About 2 hours drive from Auckland New Zealand is the Coromandel Peninsula, an area of extremely beautiful scenery. Blue seas, glorious bays, many islands dotted in bays and thriving small towns made this a highlight of our visit to New Zealand's North Island.
The official New Zealand tourism website describes the area glowingly.
"The Coromandel, with its pristine beaches, native forests and laid-back vibe, is one of New Zealand’s most popular and best-loved holiday destinations…..the home of many artists and craftspeople……home of many events and concerts that draw locals and visitors alike to this remarkable place…..accommodation providers have found themselves spectacular locations ….with an amazing view."

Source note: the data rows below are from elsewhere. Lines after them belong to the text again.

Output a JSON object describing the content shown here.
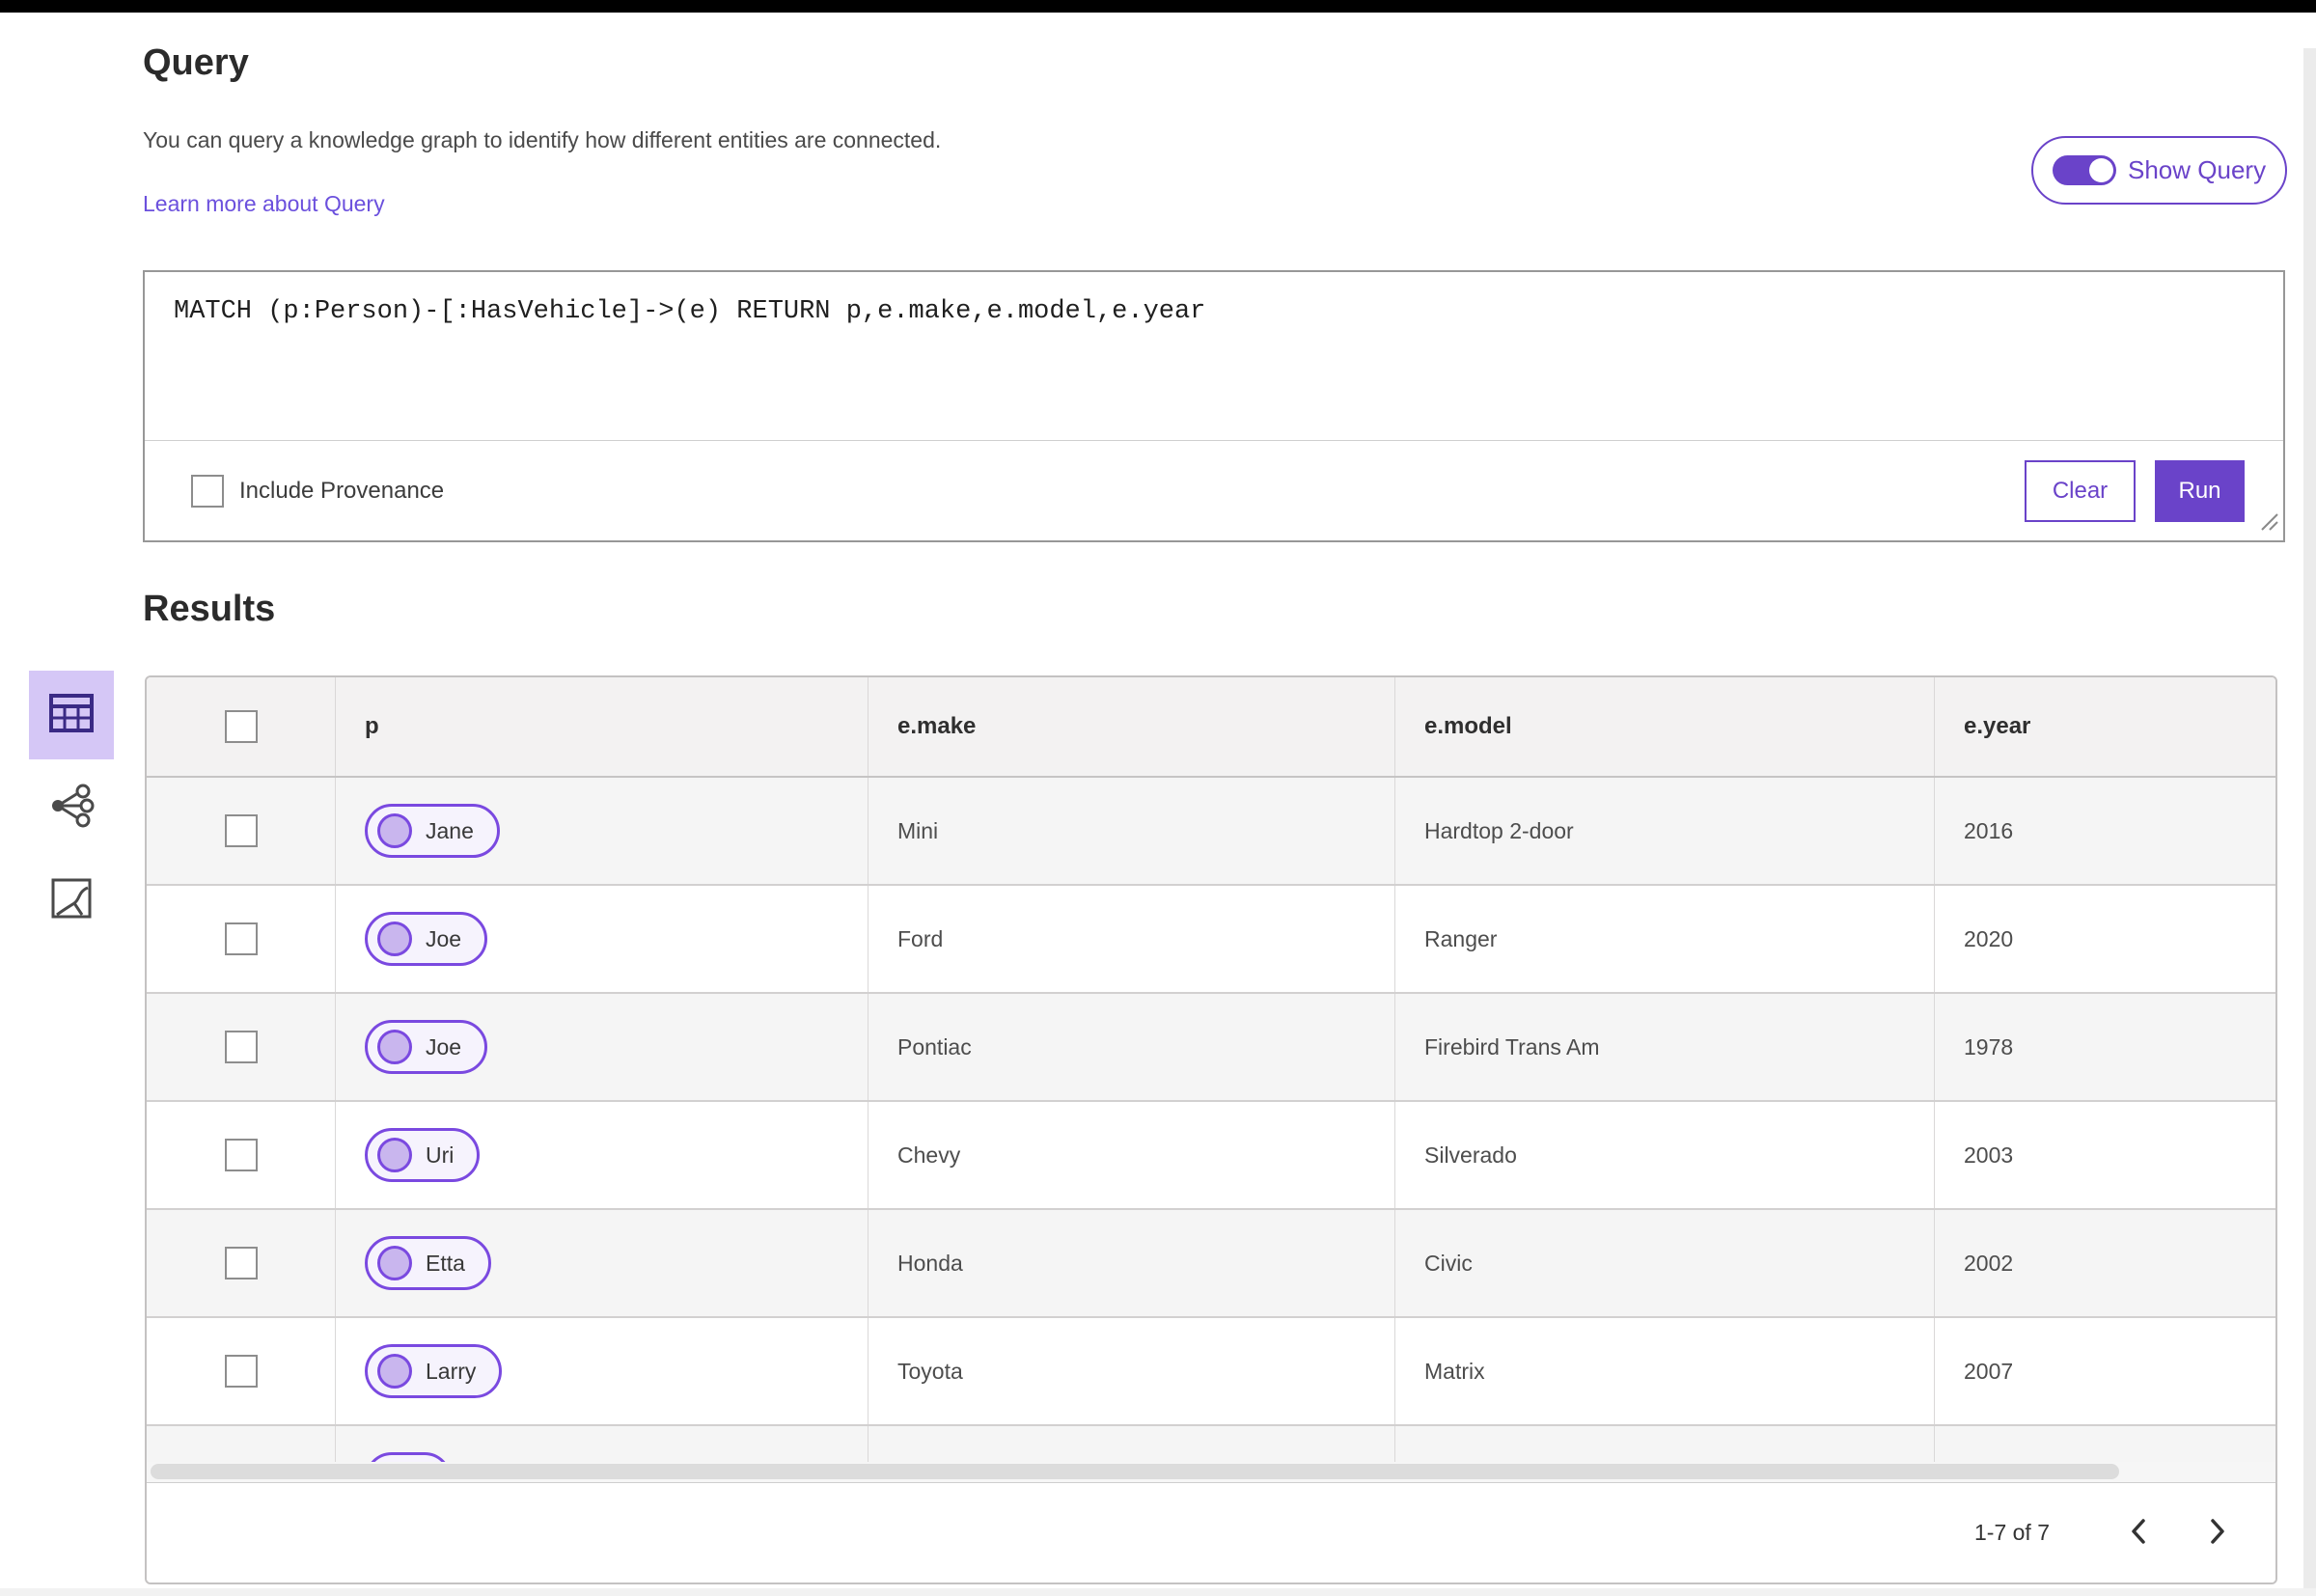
{
  "page": {
    "title": "Query",
    "description": "You can query a knowledge graph to identify how different entities are connected.",
    "learn_more_link": "Learn more about Query",
    "show_query_label": "Show Query",
    "show_query_on": true
  },
  "query_editor": {
    "text": "MATCH (p:Person)-[:HasVehicle]->(e) RETURN p,e.make,e.model,e.year",
    "include_provenance_label": "Include Provenance",
    "include_provenance_checked": false,
    "clear_label": "Clear",
    "run_label": "Run"
  },
  "results": {
    "title": "Results",
    "view_tabs": [
      {
        "name": "table-view",
        "icon": "table-icon",
        "selected": true
      },
      {
        "name": "link-chart-view",
        "icon": "link-chart-icon",
        "selected": false
      },
      {
        "name": "map-view",
        "icon": "map-icon",
        "selected": false
      }
    ],
    "table": {
      "columns": {
        "p": "p",
        "make": "e.make",
        "model": "e.model",
        "year": "e.year"
      },
      "rows": [
        {
          "p": "Jane",
          "make": "Mini",
          "model": "Hardtop 2-door",
          "year": "2016"
        },
        {
          "p": "Joe",
          "make": "Ford",
          "model": "Ranger",
          "year": "2020"
        },
        {
          "p": "Joe",
          "make": "Pontiac",
          "model": "Firebird Trans Am",
          "year": "1978"
        },
        {
          "p": "Uri",
          "make": "Chevy",
          "model": "Silverado",
          "year": "2003"
        },
        {
          "p": "Etta",
          "make": "Honda",
          "model": "Civic",
          "year": "2002"
        },
        {
          "p": "Larry",
          "make": "Toyota",
          "model": "Matrix",
          "year": "2007"
        },
        {
          "p": "",
          "make": "",
          "model": "",
          "year": "",
          "partially_visible": true
        }
      ],
      "pagination": {
        "range_label": "1-7 of 7",
        "prev_icon": "chevron-left-icon",
        "next_icon": "chevron-right-icon"
      }
    }
  },
  "colors": {
    "accent_purple": "#6a43c9",
    "chip_border_purple": "#7a49e0",
    "chip_fill_lavender": "#c9b6ee",
    "selected_tab_background": "#d5c7f6",
    "link_purple": "#6b50dd",
    "header_row_gray": "#f3f2f2",
    "alt_row_gray": "#f5f5f5"
  }
}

Whitianga was our favourite town on the peninsula. It was from there that we visited Mercury Bay, including Cathedral Cove (see my earlier article – Travel In New Zealand: Coromandel Peninsula Cruise), enjoyed great meals and based ourselves to visit the rest of the peninsula. But my favourite moment was when we woke on our last morning, to a most unusual view over the bay. The water was obviously warmer than the outside temperature and as the run came up steam lifted from the bay and hung there, suspended over the water. It was truly beautiful.
I'm always amused by the Facebook and Instagram photos of people's meals, but for once I wish I had photographed some of the food that we ate. At Salt in Whitianga, a well-known restaurant attached to a hotel and situated next to the marina, we had a superb three course meal. Certainly it wasn't inexpensive but the quality of the seafood and beef was superb, and the presentation and flavours made it worth the money.
Whilst the east coast of the peninsula is well developed and quite sophisticated in many ways, the western side of the peninsula is a different story. It's as if the last 50 years have not occured around the township of Coromandel. It reminded me of the New Zealand I visited when I was a University student, and that was many years ago! It is a quirky area and we were most amused by the rooftop icon on the local laundromat.
If you are planning to travel in New Zealand, try to include a few days to visit the Coromandel Peninsula.